● **Instructions to follow**: What you return should be the complete data below, word for word, with no pictures in it.

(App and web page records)
***
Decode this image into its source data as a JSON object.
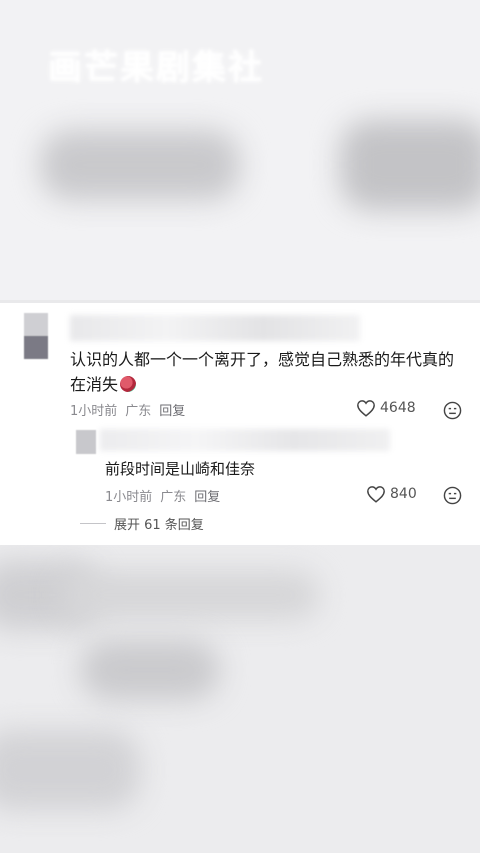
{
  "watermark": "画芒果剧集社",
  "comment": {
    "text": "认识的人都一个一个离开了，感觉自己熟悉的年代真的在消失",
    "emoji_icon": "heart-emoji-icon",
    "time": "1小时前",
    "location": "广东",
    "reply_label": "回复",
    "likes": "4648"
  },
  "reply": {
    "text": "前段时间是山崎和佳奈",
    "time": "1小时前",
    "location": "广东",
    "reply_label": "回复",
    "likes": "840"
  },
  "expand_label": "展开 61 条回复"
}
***
● **Final answer**:
Decode this image into its source data as a JSON object.
{
  "watermark": "画芒果剧集社",
  "comment": {
    "text": "认识的人都一个一个离开了，感觉自己熟悉的年代真的在消失",
    "emoji_icon": "heart-emoji-icon",
    "time": "1小时前",
    "location": "广东",
    "reply_label": "回复",
    "likes": "4648"
  },
  "reply": {
    "text": "前段时间是山崎和佳奈",
    "time": "1小时前",
    "location": "广东",
    "reply_label": "回复",
    "likes": "840"
  },
  "expand_label": "展开 61 条回复"
}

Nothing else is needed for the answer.